# [LISTED RECORDS]

Content starts

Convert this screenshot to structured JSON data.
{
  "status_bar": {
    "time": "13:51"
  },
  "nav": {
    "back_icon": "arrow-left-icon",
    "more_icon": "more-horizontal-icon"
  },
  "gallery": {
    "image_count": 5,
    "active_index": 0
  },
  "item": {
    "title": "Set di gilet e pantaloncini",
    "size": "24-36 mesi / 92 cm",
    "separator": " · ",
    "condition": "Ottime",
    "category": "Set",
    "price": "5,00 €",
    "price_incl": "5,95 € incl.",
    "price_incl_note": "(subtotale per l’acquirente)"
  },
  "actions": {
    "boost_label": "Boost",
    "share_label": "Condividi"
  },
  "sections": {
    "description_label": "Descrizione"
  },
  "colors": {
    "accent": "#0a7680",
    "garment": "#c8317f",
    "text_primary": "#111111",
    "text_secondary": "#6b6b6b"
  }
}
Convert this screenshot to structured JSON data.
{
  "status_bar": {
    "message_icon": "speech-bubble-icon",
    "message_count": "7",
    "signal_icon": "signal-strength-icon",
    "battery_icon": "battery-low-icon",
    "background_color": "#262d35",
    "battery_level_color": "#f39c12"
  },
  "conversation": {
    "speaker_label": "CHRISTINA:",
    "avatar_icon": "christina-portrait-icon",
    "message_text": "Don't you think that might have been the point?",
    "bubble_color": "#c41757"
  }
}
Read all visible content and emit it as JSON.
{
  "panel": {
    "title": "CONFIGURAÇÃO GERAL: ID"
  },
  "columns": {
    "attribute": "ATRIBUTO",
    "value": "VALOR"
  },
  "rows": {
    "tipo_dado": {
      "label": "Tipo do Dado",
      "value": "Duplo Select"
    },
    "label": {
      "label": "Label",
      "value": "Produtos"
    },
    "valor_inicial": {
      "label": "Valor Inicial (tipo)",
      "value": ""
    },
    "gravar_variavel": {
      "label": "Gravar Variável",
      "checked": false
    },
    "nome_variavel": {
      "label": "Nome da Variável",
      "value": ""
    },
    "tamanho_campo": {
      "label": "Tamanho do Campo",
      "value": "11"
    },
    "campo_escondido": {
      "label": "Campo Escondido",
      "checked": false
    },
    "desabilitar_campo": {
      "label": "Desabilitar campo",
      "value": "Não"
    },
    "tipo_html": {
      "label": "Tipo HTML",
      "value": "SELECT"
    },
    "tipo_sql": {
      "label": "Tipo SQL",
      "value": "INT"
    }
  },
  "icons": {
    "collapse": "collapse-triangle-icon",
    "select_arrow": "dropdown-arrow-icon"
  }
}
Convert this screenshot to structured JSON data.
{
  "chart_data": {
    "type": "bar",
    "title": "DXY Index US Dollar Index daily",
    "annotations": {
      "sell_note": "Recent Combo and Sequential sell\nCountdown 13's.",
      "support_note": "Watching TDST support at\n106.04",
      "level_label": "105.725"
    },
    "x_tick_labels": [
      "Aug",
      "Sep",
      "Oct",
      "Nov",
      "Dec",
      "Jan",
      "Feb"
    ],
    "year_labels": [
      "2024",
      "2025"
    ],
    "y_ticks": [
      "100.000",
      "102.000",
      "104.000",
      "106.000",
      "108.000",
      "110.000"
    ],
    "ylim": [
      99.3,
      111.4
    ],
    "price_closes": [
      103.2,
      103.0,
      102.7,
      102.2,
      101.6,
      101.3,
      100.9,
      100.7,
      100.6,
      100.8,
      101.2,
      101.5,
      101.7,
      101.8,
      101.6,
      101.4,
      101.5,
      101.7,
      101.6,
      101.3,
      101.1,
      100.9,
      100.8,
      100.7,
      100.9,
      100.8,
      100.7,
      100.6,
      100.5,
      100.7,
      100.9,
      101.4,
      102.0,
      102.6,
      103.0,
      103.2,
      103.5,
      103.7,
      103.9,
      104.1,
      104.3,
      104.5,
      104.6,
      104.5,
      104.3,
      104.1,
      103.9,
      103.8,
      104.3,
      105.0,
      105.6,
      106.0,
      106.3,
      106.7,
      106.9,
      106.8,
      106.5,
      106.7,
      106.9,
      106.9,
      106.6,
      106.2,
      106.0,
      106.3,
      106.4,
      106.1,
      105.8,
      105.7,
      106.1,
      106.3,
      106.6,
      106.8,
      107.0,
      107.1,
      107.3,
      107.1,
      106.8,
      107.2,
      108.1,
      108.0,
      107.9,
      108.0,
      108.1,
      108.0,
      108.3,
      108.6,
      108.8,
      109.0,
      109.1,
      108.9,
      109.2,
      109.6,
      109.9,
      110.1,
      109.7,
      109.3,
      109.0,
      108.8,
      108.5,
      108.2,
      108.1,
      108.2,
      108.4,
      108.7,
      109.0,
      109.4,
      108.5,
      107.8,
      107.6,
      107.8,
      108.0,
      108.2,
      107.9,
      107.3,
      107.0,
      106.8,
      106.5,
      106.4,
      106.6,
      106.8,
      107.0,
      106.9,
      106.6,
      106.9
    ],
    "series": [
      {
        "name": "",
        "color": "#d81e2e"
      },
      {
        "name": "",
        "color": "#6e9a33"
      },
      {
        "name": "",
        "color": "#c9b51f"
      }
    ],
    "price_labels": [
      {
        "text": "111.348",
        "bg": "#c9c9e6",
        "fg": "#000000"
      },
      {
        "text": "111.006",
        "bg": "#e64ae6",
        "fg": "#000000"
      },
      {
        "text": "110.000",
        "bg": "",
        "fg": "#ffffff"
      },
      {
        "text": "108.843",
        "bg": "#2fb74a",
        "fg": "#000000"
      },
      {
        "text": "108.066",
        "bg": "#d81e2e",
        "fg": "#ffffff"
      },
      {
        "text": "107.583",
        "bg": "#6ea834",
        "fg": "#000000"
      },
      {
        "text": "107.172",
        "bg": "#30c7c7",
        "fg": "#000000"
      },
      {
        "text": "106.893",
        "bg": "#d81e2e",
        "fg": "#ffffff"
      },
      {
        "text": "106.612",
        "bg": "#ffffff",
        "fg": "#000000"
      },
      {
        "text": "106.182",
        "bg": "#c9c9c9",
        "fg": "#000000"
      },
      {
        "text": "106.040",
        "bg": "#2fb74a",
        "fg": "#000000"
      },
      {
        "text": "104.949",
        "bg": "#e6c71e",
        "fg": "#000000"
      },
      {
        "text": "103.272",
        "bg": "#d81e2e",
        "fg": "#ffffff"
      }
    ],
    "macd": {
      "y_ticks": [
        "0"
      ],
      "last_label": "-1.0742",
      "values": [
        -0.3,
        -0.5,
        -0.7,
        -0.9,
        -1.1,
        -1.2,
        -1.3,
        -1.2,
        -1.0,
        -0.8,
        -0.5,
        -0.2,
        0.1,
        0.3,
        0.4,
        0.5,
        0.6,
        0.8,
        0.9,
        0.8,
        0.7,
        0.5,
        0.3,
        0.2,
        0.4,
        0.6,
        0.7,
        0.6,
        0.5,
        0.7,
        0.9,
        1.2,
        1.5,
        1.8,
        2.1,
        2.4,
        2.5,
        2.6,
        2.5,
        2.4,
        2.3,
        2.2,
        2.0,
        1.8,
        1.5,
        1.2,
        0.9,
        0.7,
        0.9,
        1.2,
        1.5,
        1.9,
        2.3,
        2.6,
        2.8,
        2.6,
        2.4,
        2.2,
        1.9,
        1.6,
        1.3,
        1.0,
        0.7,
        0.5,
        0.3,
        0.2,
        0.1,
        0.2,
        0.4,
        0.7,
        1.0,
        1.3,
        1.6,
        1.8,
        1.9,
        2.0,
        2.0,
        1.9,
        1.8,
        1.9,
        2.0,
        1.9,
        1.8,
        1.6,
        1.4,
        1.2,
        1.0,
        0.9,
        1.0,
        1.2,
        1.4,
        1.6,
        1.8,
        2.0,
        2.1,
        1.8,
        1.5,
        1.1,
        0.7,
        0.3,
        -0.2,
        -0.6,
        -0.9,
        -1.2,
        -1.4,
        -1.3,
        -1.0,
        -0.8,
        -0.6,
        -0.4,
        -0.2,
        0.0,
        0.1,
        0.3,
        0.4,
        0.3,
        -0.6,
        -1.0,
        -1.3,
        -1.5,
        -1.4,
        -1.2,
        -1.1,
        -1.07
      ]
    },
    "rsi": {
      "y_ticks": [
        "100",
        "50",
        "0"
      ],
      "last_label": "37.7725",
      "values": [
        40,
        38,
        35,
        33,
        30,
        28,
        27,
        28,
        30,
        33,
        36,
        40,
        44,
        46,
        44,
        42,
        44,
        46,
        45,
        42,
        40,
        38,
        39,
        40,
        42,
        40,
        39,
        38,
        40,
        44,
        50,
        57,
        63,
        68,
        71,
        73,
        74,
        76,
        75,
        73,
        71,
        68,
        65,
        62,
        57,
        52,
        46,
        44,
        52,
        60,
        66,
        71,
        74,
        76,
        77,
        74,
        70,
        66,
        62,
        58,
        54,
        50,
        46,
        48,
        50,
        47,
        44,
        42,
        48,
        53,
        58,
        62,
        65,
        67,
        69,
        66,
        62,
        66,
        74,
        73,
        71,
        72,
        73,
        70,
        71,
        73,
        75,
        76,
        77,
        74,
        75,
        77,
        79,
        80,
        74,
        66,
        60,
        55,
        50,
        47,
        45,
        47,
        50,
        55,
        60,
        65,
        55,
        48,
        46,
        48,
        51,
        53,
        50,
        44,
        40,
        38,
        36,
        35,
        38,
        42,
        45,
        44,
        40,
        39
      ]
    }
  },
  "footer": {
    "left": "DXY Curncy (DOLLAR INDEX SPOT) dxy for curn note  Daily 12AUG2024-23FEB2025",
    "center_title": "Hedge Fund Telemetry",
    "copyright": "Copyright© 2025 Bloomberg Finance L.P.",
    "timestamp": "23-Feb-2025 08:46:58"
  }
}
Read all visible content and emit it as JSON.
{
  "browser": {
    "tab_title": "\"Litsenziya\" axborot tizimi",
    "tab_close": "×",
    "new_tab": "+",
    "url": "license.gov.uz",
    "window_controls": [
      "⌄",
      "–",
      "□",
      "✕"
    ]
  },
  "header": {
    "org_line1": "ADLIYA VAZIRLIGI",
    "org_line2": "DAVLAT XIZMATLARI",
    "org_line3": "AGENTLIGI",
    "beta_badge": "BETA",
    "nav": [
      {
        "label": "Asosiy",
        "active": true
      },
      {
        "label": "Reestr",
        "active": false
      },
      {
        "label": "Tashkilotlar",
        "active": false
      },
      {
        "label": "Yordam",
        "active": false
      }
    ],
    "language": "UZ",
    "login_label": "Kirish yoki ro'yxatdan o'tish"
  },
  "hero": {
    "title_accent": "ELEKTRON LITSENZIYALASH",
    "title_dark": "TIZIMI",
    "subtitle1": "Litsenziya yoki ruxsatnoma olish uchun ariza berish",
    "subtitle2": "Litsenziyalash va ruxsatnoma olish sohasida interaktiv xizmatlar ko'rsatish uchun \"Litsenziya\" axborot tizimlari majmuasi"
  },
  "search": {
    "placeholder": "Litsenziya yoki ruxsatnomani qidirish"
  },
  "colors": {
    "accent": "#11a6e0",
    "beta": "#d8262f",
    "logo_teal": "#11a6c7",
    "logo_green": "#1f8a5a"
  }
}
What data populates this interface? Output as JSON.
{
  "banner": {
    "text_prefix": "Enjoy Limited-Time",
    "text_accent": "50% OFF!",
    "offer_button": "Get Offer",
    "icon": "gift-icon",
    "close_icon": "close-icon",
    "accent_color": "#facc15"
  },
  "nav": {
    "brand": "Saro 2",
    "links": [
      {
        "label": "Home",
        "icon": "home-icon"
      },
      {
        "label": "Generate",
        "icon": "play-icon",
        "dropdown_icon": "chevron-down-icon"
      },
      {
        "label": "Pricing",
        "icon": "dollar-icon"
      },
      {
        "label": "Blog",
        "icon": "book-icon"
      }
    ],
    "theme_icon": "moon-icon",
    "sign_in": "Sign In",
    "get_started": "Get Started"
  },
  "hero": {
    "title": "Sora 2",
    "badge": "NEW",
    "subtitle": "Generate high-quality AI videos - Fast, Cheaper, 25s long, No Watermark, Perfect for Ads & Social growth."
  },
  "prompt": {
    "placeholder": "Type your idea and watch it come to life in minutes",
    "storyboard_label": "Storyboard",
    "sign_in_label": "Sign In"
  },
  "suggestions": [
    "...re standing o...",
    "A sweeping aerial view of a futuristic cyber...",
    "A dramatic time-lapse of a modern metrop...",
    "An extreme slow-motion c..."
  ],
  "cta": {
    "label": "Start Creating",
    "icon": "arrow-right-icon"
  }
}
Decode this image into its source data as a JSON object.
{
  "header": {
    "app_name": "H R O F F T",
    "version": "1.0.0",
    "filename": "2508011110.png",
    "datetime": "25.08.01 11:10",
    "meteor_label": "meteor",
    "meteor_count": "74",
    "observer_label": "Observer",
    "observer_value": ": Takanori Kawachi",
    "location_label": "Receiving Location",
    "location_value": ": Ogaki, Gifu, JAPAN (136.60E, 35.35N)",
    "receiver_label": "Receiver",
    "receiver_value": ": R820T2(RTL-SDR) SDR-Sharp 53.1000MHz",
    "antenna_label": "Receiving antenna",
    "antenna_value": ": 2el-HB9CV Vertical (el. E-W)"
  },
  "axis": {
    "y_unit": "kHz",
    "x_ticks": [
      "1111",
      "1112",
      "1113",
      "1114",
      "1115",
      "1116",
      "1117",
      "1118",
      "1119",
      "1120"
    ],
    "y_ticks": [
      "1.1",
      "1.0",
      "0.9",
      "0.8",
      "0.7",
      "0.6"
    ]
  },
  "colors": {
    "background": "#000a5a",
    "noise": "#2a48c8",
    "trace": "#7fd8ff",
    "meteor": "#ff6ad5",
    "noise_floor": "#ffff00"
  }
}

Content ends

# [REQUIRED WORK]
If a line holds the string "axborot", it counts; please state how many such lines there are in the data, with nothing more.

# [YOUR RESPONSE]
2